Their research also finds that the way bosses treated their subordinates impacted some, but not all, employees.
“Essentially, we figured that bosses would matter less to individuals with secure or avoidant attachment styles,” said Harms. “Secure individuals have a long history of caring relationships, so they have other people who they can fall back on. And avoidant individuals just simply don’t care. It was the anxiously attached individuals we were most interested in.”
Their findings showed that when anxious followers were paired with supportive leaders, they were perfectly fine. But when they were paired with distant, unsupportive leaders, the anxiously attached employees reported higher levels of stress and lower levels of performance.
“They felt threatened,” said Harms. “Their deep-seated anxieties leak out, and it starts to preoccupy them in an unhealthy way.”
In general, avoidant individuals reported lower levels of stress but also less willingness to help co-workers.
“Good boss, bad boss. Whatever. They just don’t care. They just want to do their job and go home,” said Harms.
So, would the working world be a better place if parents just hugged their kids more?
“Probably,” said Harms, “but we can make a difference even if people come into the workplace with insecurities. Our research shows that a mother or father figure later in life can provide that needed love and support, even in the context of the workplace.
“Ultimately, though, the relationship between a manager and their subordinates has to be like a parent-child relationship in another way,” said Harms. “You can provide attention and support early, but the sign of a mature relationship is that you trust one another to the point where managers can trust their subordinates to let them be autonomous, and subordinates can act without seeking permission.
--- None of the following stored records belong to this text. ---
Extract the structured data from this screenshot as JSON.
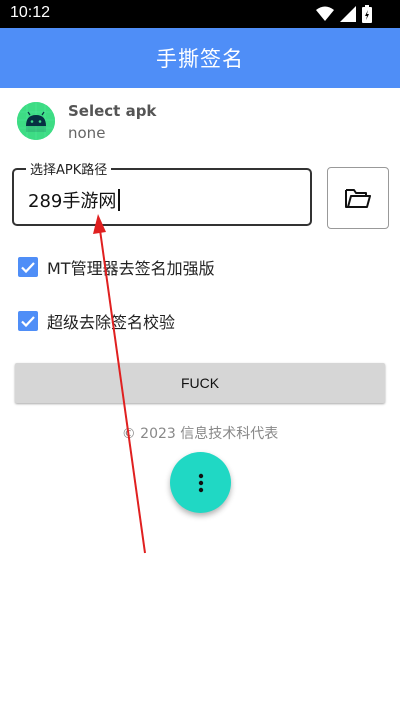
{
  "status_bar": {
    "time": "10:12"
  },
  "app_bar": {
    "title": "手撕签名"
  },
  "apk": {
    "title": "Select apk",
    "subtitle": "none"
  },
  "path_field": {
    "label": "选择APK路径",
    "value": "289手游网"
  },
  "options": [
    {
      "label": "MT管理器去签名加强版",
      "checked": true
    },
    {
      "label": "超级去除签名校验",
      "checked": true
    }
  ],
  "action_button": {
    "label": "FUCK"
  },
  "footer": {
    "text": "© 2023 信息技术科代表"
  },
  "icons": {
    "wifi": "wifi-icon",
    "signal": "signal-icon",
    "battery": "battery-icon",
    "folder": "folder-icon",
    "more": "more-vert-icon",
    "android": "android-icon"
  },
  "colors": {
    "primary": "#4f8ef7",
    "fab": "#20d8c4",
    "annotation_arrow": "#e02020"
  }
}
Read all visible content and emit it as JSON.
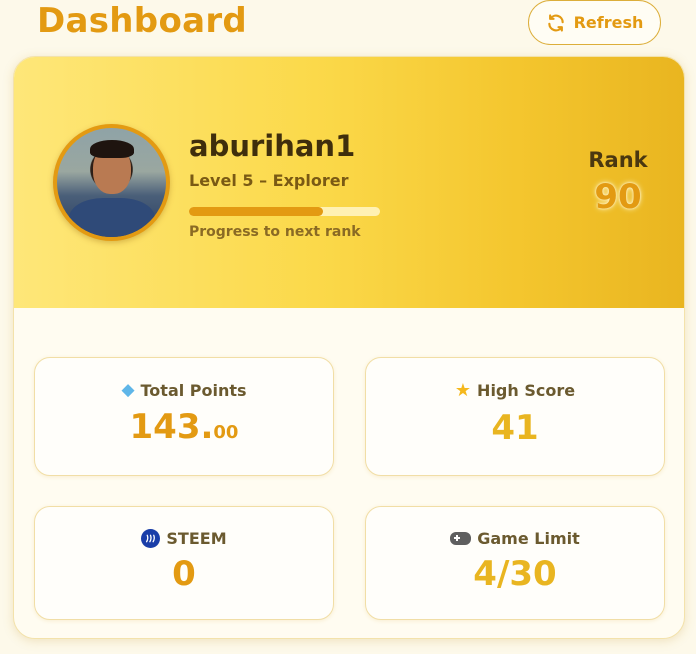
{
  "header": {
    "title": "Dashboard",
    "refresh_label": "Refresh"
  },
  "profile": {
    "username": "aburihan1",
    "level_text": "Level 5 – Explorer",
    "progress_fraction": 0.7,
    "progress_label": "Progress to next rank",
    "rank_label": "Rank",
    "rank_value": "90"
  },
  "stats": {
    "total_points": {
      "title": "Total Points",
      "value_int": "143.",
      "value_dec": "00",
      "icon": "gem-icon"
    },
    "high_score": {
      "title": "High Score",
      "value": "41",
      "icon": "star-icon"
    },
    "steem": {
      "title": "STEEM",
      "value": "0",
      "icon": "steem-icon"
    },
    "game_limit": {
      "title": "Game Limit",
      "value": "4/30",
      "icon": "gamepad-icon"
    }
  },
  "colors": {
    "accent": "#e39a12",
    "hero_start": "#fee779",
    "hero_end": "#e9b520",
    "high_score_color": "#e9b520"
  }
}
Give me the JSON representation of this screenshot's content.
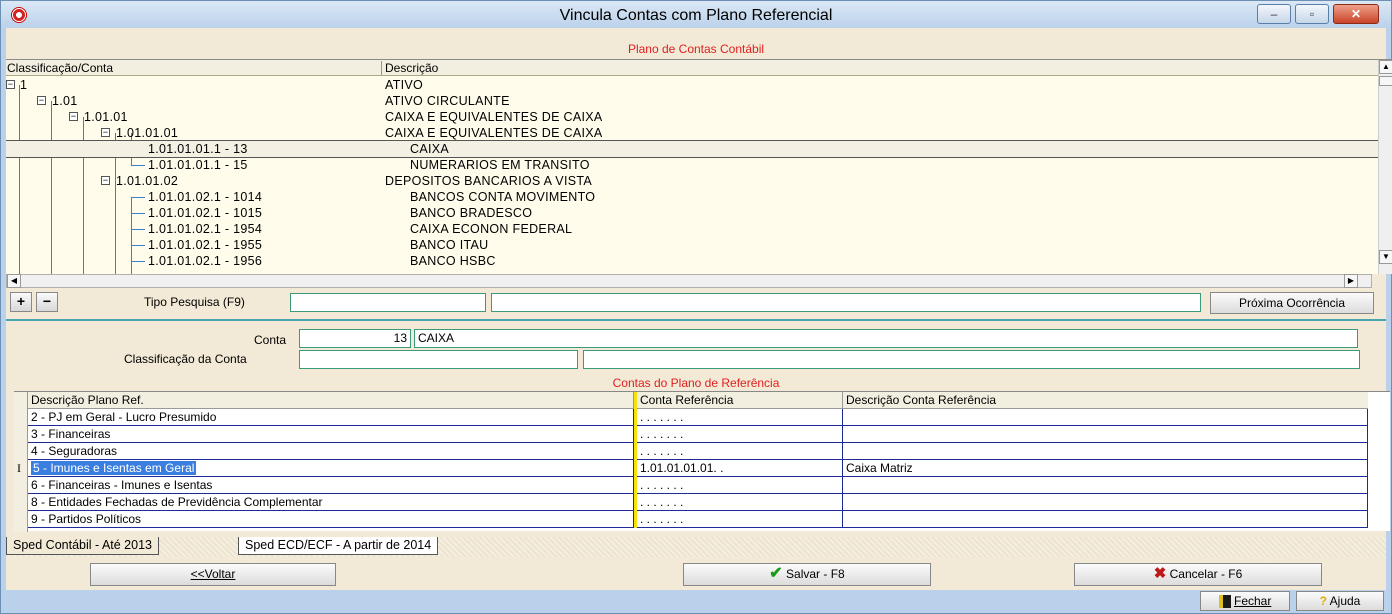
{
  "window": {
    "title": "Vincula Contas com Plano Referencial",
    "minimize_glyph": "‒",
    "maximize_glyph": "▫",
    "close_glyph": "✕"
  },
  "plano_contas": {
    "section_title": "Plano de Contas Contábil",
    "col_classificacao": "Classificação/Conta",
    "col_descricao": "Descrição",
    "rows": [
      {
        "code": "1",
        "desc": "ATIVO"
      },
      {
        "code": "1.01",
        "desc": "ATIVO CIRCULANTE"
      },
      {
        "code": "1.01.01",
        "desc": "CAIXA E EQUIVALENTES DE CAIXA"
      },
      {
        "code": "1.01.01.01",
        "desc": "CAIXA E EQUIVALENTES DE CAIXA"
      },
      {
        "code": "1.01.01.01.1 - 13",
        "desc": "CAIXA"
      },
      {
        "code": "1.01.01.01.1 - 15",
        "desc": "NUMERARIOS EM TRANSITO"
      },
      {
        "code": "1.01.01.02",
        "desc": "DEPOSITOS BANCARIOS A VISTA"
      },
      {
        "code": "1.01.01.02.1 - 1014",
        "desc": "BANCOS CONTA MOVIMENTO"
      },
      {
        "code": "1.01.01.02.1 - 1015",
        "desc": "BANCO BRADESCO"
      },
      {
        "code": "1.01.01.02.1 - 1954",
        "desc": "CAIXA ECONON FEDERAL"
      },
      {
        "code": "1.01.01.02.1 - 1955",
        "desc": "BANCO ITAU"
      },
      {
        "code": "1.01.01.02.1 - 1956",
        "desc": "BANCO HSBC"
      }
    ]
  },
  "search": {
    "plus_label": "+",
    "minus_label": "−",
    "tipo_pesquisa_label": "Tipo Pesquisa (F9)",
    "tipo_value": "",
    "text_value": "",
    "next_button": "Próxima Ocorrência"
  },
  "conta": {
    "conta_label": "Conta",
    "conta_number": "13",
    "conta_name": "CAIXA",
    "classificacao_label": "Classificação da Conta",
    "classificacao_value": "",
    "classificacao_desc": ""
  },
  "referencia": {
    "section_title": "Contas do Plano de Referência",
    "col_descricao_plano": "Descrição Plano Ref.",
    "col_conta_ref": "Conta Referência",
    "col_desc_conta_ref": "Descrição Conta Referência",
    "cursor_glyph": "I",
    "rows": [
      {
        "plano": "2 - PJ em Geral - Lucro Presumido",
        "conta": ". . . . . . .",
        "desc": ""
      },
      {
        "plano": "3 - Financeiras",
        "conta": ". . . . . . .",
        "desc": ""
      },
      {
        "plano": "4 - Seguradoras",
        "conta": ". . . . . . .",
        "desc": ""
      },
      {
        "plano": "5 - Imunes e Isentas em Geral",
        "conta": "1.01.01.01.01. .",
        "desc": "Caixa Matriz"
      },
      {
        "plano": "6 - Financeiras - Imunes e Isentas",
        "conta": ". . . . . . .",
        "desc": ""
      },
      {
        "plano": "8 - Entidades Fechadas de Previdência Complementar",
        "conta": ". . . . . . .",
        "desc": ""
      },
      {
        "plano": "9 - Partidos Políticos",
        "conta": ". . . . . . .",
        "desc": ""
      }
    ]
  },
  "tabs": [
    {
      "label": "Sped Contábil - Até 2013"
    },
    {
      "label": "Sped ECD/ECF - A partir de 2014"
    }
  ],
  "actions": {
    "voltar": "<<Voltar",
    "salvar": "Salvar - F8",
    "cancelar": "Cancelar - F6",
    "fechar": "Fechar",
    "ajuda": "Ajuda"
  },
  "colors": {
    "title_text": "#000000",
    "section_title": "#e02020",
    "tree_line": "#3b7fd0",
    "grid_line": "#1e2a9a",
    "selection": "#3a7fe0",
    "accent_yellow": "#f5e20a"
  }
}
In other words, you graduate and move out of the house.”
Abstract of the study:
The current study utilizes attachment theory to understand how leader–follower relationships impact emotional and behavioral outcomes in the workplace. Specifically, we examine the roles of two dysfunctional attachment styles – anxious and avoidant attachment – as determinants of trust in leaders, stress and citizenship behaviors. Results showed that followers with anxious attachment orientations reported experiencing more stress, whereas followers with avoidant attachment orientations were less likely to engage in organizational citizenship behaviors. Moreover, we found that the relationship between attachment orientations and workplace outcomes are mediated by affective and cognitive trust. However, these negative outcomes only occur when the follower has a leader with an avoidant attachment orientation. Implications for training, selection, job design and understanding leader–follower dynamics are discussed.